Jingisho (The Ministry of Divinities) (神祇省)

Jingisho (the Ministry of Divinities) was a government organization which replaced the old jingikan (Department of Divinities) that had existed since the first days of the ritsuryo system, as the agency ruling the religious services and public administration of jingi (Divinities); it was established on September 22, 1871 and lasted until April 21, 1872.

The Department of Divinities had been considered superior, at least pro forma, to the daijokan (the Grand Council of State), and hence by the comparison the Ministry of Divinities may seem to have suffered a demotion given the fact that it was created as one arm of and under the daijokan, but in actuality Japan, under the principles laid out in the Imperial Edict (of 1870) for Establishment of Shinto, had embraced a theocratic form of government (saisei itchi, or "the unity of church and state") under the Emperor; consequently, the Ministry of Divinities had been created to strengthen the government's ability to participate in religious matters in order to achieve the objective of making Shinto the national religion of Japan. The position of Minister of Divinities was never established, but Bisei FUKUBA was appointed as the Senior Assistant Director of Divinities.
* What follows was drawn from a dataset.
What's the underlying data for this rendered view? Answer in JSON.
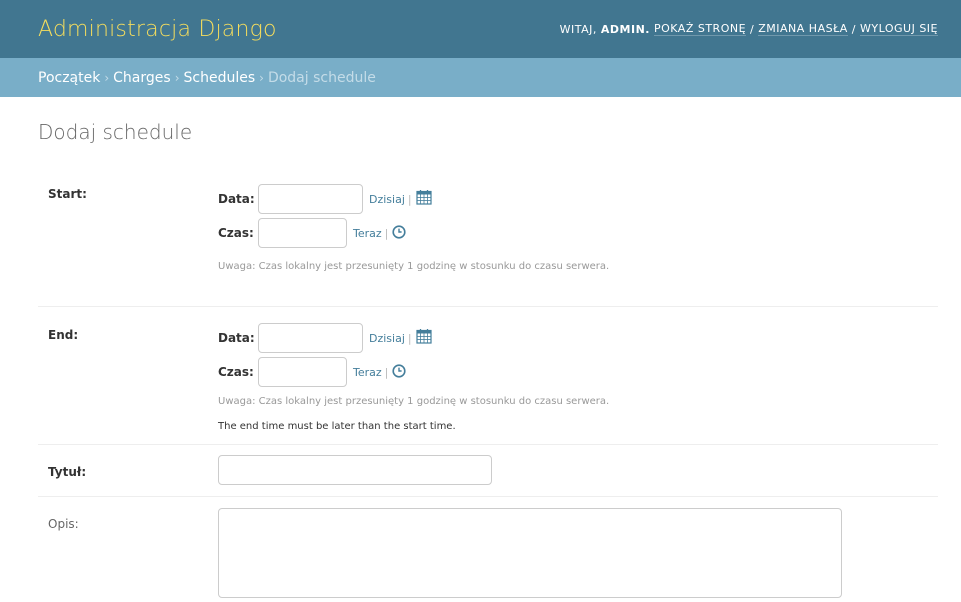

Following the creation of the Ministry of Divinities, a mere six months later its name was changed to kyobusho (Ministry of Religion) in order to disseminate further the Imperial Edict (of 1870) for the Establishment of Shinto through the efforts of the senkyoshi (Shinto missionaries) who had been established in the final days of the Department of Divinities; the religious services of the Imperial Court were separated from this Ministry's jurisdiction and placed under the control of the shikiburyo (Bureau of Rites) of the Imperial Household Agency.

[Original Japanese]